There has been a bit of discussion about the morality of destroying heritage sites. Whether as an act of repercussion in war, or the lead up to war, or as a way of simplifying the present, it has shocked me that it might be something for consideration.
This is not just about UNESCO and the World Heritage list. You could argue that by providing a World Heritage list UNESCO helpfully provide information relating to the locations where a hit would hurt most. It is the sheer barbarity of it (and I feel here that I am denigrating barbarians).
We take it for granted, or I thought we did, that one should not destroy (or vandalise) cultural heritage. But it never does any harm to revisit the whys and wherefores…
The world today contains many societies, and they are all (despite the best efforts of global consumerism) different. We have maintained our local tastes, ways of doing things and languages. These elements might be described as culture. It is culture that provides each society with its unique qualities. Culture provides colour, depth, sound, and texture to the framework of society. Culture defines any society and it is manifest in the physical traces that society leaves behind.
Over the centuries culture evolves. Changing technology, values, and fashions are recorded in these past physical traces. The nature of a society at any one point in time reflects the foundation laid by past expressions of its culture together with current influences both internal and external. Thus, the new traces of that society will be different from those of the past.
The legacy of these physical traces, those that survive through time, is, of course, what we recognise as archaeology. In other words: heritage sites. The very best we might call Heritage Sites, and even recognise them with an accolade such as that of World Heritage. All, lowly or classy, are significant. It is the archaeologist’s task to record and study them all. To tease out the information they contain about the ways in which societies have developed through time.
Around the world, heritage sites comprise a record of the development of its people. The task of looking after this record falls upon us all. There is an element of collective responsibility. As global citizens we have a duty to conserve the record of the past. We might not agree with the values and beliefs of a society, but we should not try to remove the traces of their past, or, indeed, the physical record of their passing. Even difficult heritage carries an important lesson for the future and we should not try to eradicate it. Heritage is not always about relaxation and fun. Thus, sites like Auschwitz in Poland, or Elmina Castle in Ghana are not intended to provide an easy visit, but they hold important lessons that we should never try to obliterate. The future will be shaky indeed if we do not build it on the foundations of the past.
I’d extend this to considerations of the past misdeeds of our own society. It is not just about castigating others. While it is entirely appropriate to ensure that we do not applaud activities that we now recognise as wrong, we should not seek to elimate the record that they once took place. Heritage can be as much about discussion, and even apology, as about celebration. We have a duty to stimulate that discussion. It is the remembrance that is important.

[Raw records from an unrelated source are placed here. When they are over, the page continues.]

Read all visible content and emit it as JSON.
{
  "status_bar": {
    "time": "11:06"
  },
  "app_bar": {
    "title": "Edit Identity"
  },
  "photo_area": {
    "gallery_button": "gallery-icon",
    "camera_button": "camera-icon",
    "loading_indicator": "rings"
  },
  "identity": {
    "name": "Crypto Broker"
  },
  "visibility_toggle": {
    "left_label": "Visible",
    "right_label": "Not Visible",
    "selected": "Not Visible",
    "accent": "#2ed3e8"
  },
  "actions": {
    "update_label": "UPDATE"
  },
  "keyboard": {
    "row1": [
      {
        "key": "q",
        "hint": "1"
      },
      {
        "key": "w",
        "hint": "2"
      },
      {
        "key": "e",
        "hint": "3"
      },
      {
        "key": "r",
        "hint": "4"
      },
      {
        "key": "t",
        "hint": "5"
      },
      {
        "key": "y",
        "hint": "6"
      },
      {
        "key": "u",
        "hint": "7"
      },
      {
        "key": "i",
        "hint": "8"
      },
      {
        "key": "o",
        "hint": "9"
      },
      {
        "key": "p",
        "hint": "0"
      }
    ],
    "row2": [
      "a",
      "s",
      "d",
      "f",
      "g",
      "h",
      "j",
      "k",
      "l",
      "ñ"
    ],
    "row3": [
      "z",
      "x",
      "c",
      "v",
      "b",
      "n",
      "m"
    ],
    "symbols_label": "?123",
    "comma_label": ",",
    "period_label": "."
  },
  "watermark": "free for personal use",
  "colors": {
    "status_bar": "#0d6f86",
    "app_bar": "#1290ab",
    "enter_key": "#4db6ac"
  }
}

Easy or difficult, the heritage sites of the world are of wider value than mere physical representations of past (and often different) populations. The destruction of cultural legacy might seem like an efficient way to undermine a society with which we disagree, but it is more complex than that. In the west (where I am from), there has been widespread condemnation of the destruction of sites like Palmyra and Bamyan. It seemed to be easy to see that as the action of those with little understanding of life. We do ourselves no favours if we slip into their shoes on a whim.
When we damage a heritage site, we belittle not only the society who made it, we also belittle ourselves.